Liberia | ActionAid UK


ActionAid Liberia has been active since 1997, starting as a cross-border initiative with ActionAid Sierra Leone to help with large numbers of refugees fleeing from fighting in both countries. 

Now, we work in eight of the 15 counties in Liberias, focusing on women’s and girls’ rights, youth and urban poverty and governance. 

Why we work in Liberia 

Liberia experienced a 14 year long civil war, ending in 2003, in which 200,000 people died: approximately one person in every 20. Around a third of the population was forced from their homes.

The conflict left the country in economic ruin. More than 40,000 fighters — including 15,000 children — needed to be disarmed and reintegrated into society.

Liberia was recovering and rebuilding from this long conflict when the largest Ebola outbreak since the discovery of the virus struck West Africa in 2014. Nearly 5,000 people died.

Now, although the outbreak is over, the impact of Ebola continues. Health services have been hit hard, and schools are working to accommodate students who were forced to miss a year of school during the outbreak. Years of progress were lost as economies and markets slowed down, leaving the poor even poorer. 


How we’re changing lives for good in Liberia

Our child sponsorship programme in Liberia helps to support families as well as funding programmes so that Liberians can rebuild their country. 

We run youth social and economic reintegration programme enables former child soldiers to gain abilities and tools they can use to make a living. They can learn basic skills in carpentry, masonry, agriculture, vegetable production or animal husbandry.

To tackle Ebola, ActionAid Liberia focused on supporting schools and communities with Ebola prevention and control kits. With our local partners, we provided psychosocial support to women, girls orphans and vulnerable children in 45 communities. 

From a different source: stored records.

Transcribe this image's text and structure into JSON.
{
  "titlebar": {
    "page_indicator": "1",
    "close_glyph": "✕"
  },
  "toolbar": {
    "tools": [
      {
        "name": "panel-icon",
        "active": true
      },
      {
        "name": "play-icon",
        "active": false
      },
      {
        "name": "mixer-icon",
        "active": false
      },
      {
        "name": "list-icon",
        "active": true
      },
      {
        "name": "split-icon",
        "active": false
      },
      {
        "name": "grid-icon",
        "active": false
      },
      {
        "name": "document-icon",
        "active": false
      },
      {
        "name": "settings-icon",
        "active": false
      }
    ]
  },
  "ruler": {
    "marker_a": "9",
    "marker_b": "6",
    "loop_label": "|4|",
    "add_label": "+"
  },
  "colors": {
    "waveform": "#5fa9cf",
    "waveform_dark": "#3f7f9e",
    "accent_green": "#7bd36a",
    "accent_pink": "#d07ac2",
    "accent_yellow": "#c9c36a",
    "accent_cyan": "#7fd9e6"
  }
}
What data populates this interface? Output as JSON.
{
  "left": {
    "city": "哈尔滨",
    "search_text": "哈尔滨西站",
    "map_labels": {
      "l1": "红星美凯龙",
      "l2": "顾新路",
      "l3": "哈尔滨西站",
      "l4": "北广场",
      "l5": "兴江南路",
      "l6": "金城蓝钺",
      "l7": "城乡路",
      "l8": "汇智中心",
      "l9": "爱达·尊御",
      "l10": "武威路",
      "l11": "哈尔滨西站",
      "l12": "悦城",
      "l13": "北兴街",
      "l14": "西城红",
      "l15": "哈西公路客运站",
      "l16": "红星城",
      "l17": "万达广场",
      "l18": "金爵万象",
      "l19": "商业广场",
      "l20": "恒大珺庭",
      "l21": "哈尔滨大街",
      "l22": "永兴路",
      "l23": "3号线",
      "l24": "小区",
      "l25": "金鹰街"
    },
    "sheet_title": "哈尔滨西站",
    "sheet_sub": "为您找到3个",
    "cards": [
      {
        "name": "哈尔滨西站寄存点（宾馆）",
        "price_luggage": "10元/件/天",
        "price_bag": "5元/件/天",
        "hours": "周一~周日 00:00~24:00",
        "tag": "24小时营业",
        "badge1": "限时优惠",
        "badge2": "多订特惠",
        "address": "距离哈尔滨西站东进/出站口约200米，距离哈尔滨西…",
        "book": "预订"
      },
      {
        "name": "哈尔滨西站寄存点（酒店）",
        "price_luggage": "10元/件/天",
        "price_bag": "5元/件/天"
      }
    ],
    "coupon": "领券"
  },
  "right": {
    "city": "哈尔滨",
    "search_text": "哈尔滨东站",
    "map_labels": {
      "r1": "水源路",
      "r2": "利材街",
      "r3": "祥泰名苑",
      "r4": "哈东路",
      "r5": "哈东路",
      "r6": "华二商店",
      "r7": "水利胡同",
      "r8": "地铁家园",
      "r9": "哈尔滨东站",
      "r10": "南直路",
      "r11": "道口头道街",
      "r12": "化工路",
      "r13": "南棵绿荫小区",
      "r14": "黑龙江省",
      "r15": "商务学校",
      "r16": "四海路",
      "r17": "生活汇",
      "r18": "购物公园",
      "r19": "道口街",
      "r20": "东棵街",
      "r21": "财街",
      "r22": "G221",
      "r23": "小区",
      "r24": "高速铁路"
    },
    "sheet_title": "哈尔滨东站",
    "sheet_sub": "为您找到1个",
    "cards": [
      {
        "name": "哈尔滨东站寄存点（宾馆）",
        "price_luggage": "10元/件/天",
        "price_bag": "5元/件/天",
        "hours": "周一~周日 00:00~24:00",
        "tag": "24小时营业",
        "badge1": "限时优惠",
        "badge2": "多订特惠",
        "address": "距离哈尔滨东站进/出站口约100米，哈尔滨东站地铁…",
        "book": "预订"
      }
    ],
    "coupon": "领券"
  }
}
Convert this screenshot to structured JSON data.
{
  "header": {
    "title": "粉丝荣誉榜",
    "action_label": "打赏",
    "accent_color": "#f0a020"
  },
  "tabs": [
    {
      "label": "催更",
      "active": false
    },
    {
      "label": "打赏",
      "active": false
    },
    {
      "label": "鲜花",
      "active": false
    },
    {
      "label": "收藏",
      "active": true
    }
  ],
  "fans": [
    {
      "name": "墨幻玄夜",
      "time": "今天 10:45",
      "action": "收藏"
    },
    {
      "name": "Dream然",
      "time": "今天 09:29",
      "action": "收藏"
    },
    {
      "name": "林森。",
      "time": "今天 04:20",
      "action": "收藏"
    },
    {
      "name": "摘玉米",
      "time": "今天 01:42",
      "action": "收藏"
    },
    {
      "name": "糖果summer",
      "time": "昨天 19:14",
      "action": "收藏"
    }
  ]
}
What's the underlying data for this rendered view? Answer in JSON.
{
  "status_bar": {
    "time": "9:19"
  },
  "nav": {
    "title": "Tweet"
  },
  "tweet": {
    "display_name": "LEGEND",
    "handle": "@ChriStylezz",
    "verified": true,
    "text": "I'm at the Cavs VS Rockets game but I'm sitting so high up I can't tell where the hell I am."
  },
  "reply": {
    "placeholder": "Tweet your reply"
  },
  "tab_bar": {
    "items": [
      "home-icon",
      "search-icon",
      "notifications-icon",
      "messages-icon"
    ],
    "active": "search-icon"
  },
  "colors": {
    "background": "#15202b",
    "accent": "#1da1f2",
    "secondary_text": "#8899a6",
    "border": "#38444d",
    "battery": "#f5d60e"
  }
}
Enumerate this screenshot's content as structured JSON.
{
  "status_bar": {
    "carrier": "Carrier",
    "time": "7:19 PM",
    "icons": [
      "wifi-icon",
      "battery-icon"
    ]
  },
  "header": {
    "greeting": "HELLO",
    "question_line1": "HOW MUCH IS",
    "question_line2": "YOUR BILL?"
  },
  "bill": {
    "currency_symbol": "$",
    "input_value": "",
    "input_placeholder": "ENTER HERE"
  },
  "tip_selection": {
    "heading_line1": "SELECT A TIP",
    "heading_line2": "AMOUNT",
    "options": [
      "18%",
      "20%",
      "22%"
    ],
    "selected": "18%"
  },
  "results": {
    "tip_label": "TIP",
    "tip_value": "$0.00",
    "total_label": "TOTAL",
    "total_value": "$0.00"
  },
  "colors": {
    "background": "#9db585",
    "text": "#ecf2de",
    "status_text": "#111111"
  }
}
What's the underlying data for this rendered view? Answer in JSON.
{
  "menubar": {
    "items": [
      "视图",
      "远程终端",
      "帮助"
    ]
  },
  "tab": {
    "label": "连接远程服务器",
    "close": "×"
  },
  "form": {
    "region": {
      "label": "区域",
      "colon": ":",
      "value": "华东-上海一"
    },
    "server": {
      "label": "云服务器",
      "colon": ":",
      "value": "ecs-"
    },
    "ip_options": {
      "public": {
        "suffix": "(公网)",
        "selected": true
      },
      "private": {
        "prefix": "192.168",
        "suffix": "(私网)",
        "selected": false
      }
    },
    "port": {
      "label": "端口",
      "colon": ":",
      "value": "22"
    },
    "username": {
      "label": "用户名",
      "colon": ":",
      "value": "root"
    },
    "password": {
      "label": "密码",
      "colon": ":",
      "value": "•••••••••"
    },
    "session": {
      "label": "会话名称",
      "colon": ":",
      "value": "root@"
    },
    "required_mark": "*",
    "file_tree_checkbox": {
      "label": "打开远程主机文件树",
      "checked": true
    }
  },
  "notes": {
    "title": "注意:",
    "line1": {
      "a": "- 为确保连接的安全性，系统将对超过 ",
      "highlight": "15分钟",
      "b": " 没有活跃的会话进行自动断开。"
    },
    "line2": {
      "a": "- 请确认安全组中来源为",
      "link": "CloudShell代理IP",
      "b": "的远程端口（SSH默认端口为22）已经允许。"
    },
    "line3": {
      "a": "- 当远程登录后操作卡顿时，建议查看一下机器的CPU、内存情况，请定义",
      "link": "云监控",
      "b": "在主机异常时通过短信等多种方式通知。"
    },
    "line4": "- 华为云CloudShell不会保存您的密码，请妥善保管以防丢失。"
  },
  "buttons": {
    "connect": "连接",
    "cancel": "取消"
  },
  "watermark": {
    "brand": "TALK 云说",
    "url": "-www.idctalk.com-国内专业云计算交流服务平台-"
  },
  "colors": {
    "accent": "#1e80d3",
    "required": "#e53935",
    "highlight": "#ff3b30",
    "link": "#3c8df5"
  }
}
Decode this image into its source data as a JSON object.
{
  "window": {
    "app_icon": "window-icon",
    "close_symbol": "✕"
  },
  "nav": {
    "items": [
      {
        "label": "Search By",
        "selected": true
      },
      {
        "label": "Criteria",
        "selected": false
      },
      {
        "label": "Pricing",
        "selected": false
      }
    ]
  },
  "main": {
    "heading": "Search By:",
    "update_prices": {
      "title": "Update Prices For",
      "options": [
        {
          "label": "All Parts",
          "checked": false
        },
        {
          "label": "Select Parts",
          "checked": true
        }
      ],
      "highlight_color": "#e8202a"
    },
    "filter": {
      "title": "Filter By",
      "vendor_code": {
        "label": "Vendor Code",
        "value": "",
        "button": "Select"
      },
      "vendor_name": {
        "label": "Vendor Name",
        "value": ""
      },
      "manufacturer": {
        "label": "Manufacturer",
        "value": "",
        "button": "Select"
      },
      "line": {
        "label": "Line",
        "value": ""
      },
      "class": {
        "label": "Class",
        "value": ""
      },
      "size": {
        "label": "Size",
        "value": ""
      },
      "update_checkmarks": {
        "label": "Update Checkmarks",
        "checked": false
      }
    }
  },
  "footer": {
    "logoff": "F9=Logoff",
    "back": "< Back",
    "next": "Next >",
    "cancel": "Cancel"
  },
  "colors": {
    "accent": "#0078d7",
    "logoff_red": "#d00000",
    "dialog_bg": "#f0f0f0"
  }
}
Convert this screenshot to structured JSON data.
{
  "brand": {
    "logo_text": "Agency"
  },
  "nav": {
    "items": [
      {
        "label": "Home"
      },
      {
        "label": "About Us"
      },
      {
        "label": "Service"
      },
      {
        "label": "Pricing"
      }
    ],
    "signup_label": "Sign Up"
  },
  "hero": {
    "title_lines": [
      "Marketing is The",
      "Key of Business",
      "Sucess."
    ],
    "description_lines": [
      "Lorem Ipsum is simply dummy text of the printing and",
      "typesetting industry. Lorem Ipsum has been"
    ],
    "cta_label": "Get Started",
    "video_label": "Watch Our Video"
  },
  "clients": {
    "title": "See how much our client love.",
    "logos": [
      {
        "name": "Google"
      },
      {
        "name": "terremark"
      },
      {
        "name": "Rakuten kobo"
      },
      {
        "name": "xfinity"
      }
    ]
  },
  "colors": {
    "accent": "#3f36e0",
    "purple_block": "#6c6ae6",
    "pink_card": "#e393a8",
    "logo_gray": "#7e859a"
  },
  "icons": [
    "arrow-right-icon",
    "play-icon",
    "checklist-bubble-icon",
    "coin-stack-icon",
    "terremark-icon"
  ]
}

We also helped over 2,300 women, young people and women with disabilities to recover their livelihoods. This included soap making projects, and a women’s saving loan to help other vulnerable women within the communities.